The first issue of The Blue Blanket extended to 16 sides of A4, printed (extremely badly) by the Freewheel Anarchist Bookshop in Norwich. It consisted of a manifesto, a news page, a band interview (the non-band Sans Culottes), some gig reviews and lots of opinionated noises from me (under various aliases) questioning whether Norwich was a creative cul-de-sac, a diatribe against the media, jokes, cartoons, an unplayable song and some truly awful poetry. I think the first edition stretched to 200 copies, some of which were stocked by HMV and other local outlets, Rough Trade in London offered to take some, and to my immense pride John Peel at the BBC gave it a shout out on his Radio 1 programme.
To my amazement it sold out, so I upped the price and print run and produced another one, followed by another, and another. My fanzine wasn’t alone in Norwich (there was another Is It Fish?, produced by Farmers Boys compatriot Kid Brian), but my policy was staunchly to focus on the whole of the local indie music scene rather than promote any particular band or cover touring acts. Succeeding issues ran features and interviews on Norwich bands The Vital Disorders, Carl Gustav and the 84’s, Zod & the Universe, The Suspects, After Dark, The Higsons (author & comedian Charlie Higson’s band!) and Popular Voice, though plans to include the local art scene as well as indie music never really materialised. By Issue Four the print quality had greatly improved and it still regularly sold out of it’s much increased print run, it was actually turning over a small profit, but the job of writing, compiling, designing and selling it was becoming a burden, though by that stage I had a few contributors and the distribution was much easier. John Peel’s encouragement kept me at it for a quite a while (he announced the release of every issue and phoned me up once to talk about the Norwich scene on air, tragically I was out!), but my energy was being pulled back towards my illustration career. The focus and self-discipline of running the magazine was giving me a more professional attitude to my work, it gave me the determination to research the market and produce a new portfolio of illustrations to show around London.
The decision to finally hang up ambitions of journalism and close the covers of The Blue Blanket after 6 issues came when I was commissioned to illustrate my first children’s book in 1982 – Jeremy Strong’s Fatbag, published by A&C Black.
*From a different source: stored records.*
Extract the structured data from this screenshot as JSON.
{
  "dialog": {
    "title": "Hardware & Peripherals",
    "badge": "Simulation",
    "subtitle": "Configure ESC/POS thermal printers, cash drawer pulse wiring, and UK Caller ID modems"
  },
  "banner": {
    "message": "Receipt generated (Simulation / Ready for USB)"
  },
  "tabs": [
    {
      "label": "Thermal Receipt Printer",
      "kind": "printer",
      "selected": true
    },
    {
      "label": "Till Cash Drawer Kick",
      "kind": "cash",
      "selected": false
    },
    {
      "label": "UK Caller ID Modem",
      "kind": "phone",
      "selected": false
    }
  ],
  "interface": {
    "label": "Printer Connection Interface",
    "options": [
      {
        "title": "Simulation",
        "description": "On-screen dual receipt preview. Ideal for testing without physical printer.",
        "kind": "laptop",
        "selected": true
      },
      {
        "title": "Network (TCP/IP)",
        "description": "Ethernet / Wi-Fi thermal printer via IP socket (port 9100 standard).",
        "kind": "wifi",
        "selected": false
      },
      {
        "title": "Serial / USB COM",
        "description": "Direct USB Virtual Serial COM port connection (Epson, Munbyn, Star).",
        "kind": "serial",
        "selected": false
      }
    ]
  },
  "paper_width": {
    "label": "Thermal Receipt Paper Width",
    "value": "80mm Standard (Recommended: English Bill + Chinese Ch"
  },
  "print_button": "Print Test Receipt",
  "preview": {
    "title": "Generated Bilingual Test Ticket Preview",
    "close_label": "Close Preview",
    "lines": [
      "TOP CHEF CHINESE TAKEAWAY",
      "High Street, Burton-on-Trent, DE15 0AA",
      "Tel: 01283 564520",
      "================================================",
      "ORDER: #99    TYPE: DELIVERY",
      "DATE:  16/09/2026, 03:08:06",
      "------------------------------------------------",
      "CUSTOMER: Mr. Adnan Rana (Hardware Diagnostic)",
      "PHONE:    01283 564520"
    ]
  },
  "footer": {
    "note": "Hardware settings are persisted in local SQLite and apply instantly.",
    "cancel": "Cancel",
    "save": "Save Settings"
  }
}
I thought I’d lost all copies of The Blue Blanket, so was very happy to find a few surviving in my father’s loft.